Wrote Bolton: "Federal resources will be taxed and diverted from federal enforcement priorities as a result of the increase in requests for immigration status determination that will flow from Arizona if law enforcement officials are required to verify immigration status whenever, during the course of a lawful stop, detention or arrest, the law enforcement official has reasonable suspicion of unlawful presence in the United States." She continued: "In combination with the impermissible burden this provision will place on lawfully present aliens, the burden on federal resources and priorities also leads to an inference of preemption.... The Court therefore finds that preserving the status quo through a preliminary injunction is less harmful than allowing state laws that are likely preempted by federal law to be enforced."

Bolton cited opinions from the Ninth Circuit Court of Appeals, which in 2009 ruled that it is not in the public interest to allow a state to enforce a state law that violates the "supremacy clause" of the U.S. Constitution, which says that the Constitution, and thus the Federal government, has sway over the immigration issue. Because any appeal by SB1070 backers has to go through the Ninth Circuit, Bolton may have effectively stolen the "argh" from their argument by citing an opinion from the same court.

The injunction also puts Arpaio's 1070 barracks in temporary limbo. It may still be open for use depending on how the sheriff's team interprets the ruling. But that is unlikely given that the new tent-style barracks space was specifically meant to separate people held on SB1070 charges — and now that would-be law is frozen. But Arpaio says, "I have plenty of room. I'll take 2,000 [detainees] tomorrow if I have to." Above the 1070 barracks, a watchtower flashes a red neon sign normally seen at hotels: "Vacancy." Having the barracks up, he said, "would have been a nice little extra twist where we could have locked up [undocumented people] instead of taking them over to ICE [U.S. Immigration and Customs Enforcement], but we'll put up with it."

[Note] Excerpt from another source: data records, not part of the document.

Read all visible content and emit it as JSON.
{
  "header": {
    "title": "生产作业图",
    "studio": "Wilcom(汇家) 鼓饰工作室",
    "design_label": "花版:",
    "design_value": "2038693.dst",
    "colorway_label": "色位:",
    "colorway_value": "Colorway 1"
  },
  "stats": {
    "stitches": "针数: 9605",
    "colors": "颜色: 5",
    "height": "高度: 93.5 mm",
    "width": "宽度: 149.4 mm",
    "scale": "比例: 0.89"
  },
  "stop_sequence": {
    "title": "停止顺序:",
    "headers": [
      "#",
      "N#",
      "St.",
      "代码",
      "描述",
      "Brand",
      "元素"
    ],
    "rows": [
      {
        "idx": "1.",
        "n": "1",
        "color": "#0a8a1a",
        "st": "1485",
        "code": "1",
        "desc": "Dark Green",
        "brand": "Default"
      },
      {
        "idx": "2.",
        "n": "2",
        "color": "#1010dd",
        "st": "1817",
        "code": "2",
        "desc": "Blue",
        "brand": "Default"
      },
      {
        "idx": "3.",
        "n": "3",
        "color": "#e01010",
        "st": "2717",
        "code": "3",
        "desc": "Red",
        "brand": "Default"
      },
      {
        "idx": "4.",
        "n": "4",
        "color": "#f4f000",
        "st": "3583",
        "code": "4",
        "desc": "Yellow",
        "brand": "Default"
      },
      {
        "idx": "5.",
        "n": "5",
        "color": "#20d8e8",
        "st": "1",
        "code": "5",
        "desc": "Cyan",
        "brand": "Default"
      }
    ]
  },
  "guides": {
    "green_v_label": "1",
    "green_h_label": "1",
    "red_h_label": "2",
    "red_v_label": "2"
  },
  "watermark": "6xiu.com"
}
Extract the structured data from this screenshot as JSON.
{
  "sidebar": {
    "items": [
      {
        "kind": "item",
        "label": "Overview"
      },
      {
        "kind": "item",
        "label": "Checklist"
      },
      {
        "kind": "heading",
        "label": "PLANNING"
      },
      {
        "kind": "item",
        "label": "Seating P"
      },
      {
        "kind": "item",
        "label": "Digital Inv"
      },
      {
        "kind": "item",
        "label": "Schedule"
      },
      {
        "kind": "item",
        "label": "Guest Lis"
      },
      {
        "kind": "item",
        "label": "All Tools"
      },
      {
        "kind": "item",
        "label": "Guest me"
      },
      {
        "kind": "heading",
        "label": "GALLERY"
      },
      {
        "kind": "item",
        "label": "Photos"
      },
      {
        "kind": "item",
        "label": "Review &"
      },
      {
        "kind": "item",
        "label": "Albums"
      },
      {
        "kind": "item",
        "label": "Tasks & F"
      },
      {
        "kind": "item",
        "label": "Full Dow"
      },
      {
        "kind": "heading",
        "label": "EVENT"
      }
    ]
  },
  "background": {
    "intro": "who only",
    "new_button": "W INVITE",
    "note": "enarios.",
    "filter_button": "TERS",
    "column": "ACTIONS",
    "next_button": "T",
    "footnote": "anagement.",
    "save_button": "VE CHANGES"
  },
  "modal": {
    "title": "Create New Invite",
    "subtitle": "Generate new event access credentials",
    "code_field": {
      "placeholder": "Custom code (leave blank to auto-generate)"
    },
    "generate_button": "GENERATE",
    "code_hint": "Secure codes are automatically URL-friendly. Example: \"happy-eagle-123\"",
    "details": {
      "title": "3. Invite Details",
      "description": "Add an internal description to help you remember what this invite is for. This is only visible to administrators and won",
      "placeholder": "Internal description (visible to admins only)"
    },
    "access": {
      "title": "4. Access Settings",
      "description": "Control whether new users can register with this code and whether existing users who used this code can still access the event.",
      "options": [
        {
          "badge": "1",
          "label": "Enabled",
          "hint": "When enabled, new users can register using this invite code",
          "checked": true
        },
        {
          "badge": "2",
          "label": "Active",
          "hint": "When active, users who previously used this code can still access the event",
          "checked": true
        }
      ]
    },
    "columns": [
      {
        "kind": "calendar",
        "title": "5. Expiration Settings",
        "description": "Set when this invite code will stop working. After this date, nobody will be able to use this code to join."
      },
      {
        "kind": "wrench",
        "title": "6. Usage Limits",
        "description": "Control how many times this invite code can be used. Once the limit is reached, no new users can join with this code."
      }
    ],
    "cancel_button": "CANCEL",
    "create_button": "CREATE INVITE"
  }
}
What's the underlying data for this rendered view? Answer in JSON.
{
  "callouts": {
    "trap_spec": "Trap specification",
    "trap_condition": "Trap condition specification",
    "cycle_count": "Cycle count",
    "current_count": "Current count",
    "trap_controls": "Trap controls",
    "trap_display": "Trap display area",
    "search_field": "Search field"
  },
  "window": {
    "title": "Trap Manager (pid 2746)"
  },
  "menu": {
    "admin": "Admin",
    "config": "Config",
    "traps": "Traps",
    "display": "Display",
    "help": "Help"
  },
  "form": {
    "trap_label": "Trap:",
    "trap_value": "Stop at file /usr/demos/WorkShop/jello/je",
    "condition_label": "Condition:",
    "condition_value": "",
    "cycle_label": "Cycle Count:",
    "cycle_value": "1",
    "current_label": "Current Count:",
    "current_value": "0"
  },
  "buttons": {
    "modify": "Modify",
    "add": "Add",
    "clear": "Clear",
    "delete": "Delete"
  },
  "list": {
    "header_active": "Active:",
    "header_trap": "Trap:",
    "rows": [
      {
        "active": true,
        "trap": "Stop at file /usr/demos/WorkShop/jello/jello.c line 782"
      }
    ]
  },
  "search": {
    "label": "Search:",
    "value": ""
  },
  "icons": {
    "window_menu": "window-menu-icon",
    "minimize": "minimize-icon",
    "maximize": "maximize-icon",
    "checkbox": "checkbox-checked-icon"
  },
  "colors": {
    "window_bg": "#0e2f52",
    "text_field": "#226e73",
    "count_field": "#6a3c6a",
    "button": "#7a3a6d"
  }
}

While Arpaio admits that some chiefs of police and sheriffs don't like enforcing immigration laws, but he says the "cops on the beat are not going to be very happy" about the new injunction. "I'm sure they like to enforce illegal immigration laws." While he will not be prevented from continuing his sweep, Arpaio claims that SB1070 is still necessary in part to stop Arizona from having sanctuary cities, where undocumented people can find havens from police enforcement of immigration law. (The League of Arizona Cities and Towns told TIME there are not and have never been sanctuary cities in Arizona.)

Arpaio believes Washington should give him more credit for his sweeps' recent success because they have opened more employment and business opportunities for American citizens. "I should get an award!" he declared at a press conference on Wednesday after the injunction was announced. "They should say, 'Thank you, Sheriff. You just arrested five more in the workplace — false identification, forget that they are illegally here — now we have five more vacancies for people who are here legally.'"

American Civil Liberties Union of Arizona Executive Director Alessandra Soler Meetze told TIME that the injunction represents a major step to protect Arizona residents from racial profiling and discrimination. Nevertheless, she says, "We still have concerns that how some provisions of SB1070 may be misapplied by overzealous law enforcement like Sheriff Joe Arpaio, who has been engaging in discriminatory and pre-textual stops on the basis of race for the past three years. He is one of the most extreme examples of a law enforcement official abusing his power and operating well outside the Constitution and we will be mobilizing our attorneys to document abuses and ensure he abides by the rule of law."